WASHINGTON – Broadcasters anticipating a major constitutional ruling on the governments authority to regulate what can be shown and said on the airwaves instead won only the smallest of Supreme Court victories Thursday.
The justices unanimously threw out fines and other penalties against Fox and ABC television stations that violated the Federal Communications Commission policy regulating curse words and nudity on TV airwaves.
Forgoing a broader constitutional ruling, however, the court concluded only that broadcasters could not have known in advance that obscenities uttered during awards show programs on Fox stations and a brief display of nudity on an episode of ABCs NYPD Blue could give rise to penalties.
ABC and 45 affiliates had been hit with proposed fines totaling nearly $1.24 million.
Broadcasters had argued that the revolution in technology that has brought the Internet, satellite television and cable has made the rules themselves obsolete.
The FCC regulations apply only to broadcast channels.

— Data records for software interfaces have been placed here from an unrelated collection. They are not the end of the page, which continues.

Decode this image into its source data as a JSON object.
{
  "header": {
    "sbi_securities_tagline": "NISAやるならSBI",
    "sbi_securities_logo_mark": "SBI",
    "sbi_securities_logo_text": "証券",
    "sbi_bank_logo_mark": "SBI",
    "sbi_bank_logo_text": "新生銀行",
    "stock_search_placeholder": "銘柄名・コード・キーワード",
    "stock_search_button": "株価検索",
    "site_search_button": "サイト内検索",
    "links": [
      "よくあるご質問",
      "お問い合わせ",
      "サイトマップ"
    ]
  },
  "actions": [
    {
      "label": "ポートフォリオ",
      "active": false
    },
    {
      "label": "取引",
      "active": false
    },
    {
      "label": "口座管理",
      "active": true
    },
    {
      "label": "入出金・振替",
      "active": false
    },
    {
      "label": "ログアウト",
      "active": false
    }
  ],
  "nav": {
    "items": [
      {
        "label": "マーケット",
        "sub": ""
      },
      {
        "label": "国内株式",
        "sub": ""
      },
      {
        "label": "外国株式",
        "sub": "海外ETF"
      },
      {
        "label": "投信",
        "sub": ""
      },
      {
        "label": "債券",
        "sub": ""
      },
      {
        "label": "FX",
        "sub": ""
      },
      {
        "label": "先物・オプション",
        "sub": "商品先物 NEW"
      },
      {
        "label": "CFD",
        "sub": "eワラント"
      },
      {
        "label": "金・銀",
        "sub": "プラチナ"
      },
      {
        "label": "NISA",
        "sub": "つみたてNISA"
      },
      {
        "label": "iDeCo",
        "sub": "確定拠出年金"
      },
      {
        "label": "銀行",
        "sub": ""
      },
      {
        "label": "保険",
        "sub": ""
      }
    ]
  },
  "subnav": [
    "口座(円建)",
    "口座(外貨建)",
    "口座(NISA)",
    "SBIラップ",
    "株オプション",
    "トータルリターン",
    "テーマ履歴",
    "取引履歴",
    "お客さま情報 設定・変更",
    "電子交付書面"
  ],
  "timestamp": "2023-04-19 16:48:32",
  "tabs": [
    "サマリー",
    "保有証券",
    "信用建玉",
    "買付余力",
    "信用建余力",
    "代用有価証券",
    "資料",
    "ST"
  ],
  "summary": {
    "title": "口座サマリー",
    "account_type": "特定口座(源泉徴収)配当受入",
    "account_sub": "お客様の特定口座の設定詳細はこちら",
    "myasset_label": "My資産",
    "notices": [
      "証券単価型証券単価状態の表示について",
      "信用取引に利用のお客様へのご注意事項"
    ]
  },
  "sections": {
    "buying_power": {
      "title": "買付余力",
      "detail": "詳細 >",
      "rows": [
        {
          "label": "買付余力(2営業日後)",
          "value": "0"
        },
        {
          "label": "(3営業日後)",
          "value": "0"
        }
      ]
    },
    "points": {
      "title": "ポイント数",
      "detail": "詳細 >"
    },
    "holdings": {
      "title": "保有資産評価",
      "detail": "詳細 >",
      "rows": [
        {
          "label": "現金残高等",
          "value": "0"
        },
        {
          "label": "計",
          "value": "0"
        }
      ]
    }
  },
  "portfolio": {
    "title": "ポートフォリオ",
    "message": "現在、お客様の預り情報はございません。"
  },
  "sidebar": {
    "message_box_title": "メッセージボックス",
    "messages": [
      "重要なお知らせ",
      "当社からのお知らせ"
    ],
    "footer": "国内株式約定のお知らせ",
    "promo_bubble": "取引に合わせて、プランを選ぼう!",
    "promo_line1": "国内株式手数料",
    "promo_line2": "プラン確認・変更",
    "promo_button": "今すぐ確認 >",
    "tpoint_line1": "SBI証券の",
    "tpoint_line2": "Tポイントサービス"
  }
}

The justices said the FCC is free to revise its indecency policy, which is intended to keep the airwaves free of objectionable material during the hours when children are likely to be watching.
It was the second time the court has confronted, but not ruled conclusively on, the FCCs policy on isolated expletives.
Justice Anthony Kennedy said in his opinion for the court that it is unnecessary for the court to address the constitutionality of the current policy.
The narrow decision, coupled with the more than five months that elapsed between the argument in January and Thursdays decision, could mean that the justices struggled and failed to reach agreement on a broader outcome.
Broadcasters argue that viewers now have many options, unlike the handful of channels they had available in the 1960s and 1970s when the court last weighed in on indecency on the airwaves.
In many cases, viewers dont even know when they are switching between the older broadcast channels and cable.
Still, the regulated broadcast channels provide what the government has called a safe haven of milder programming, and those channels remain dominant, even in the Internet age, the administration argued.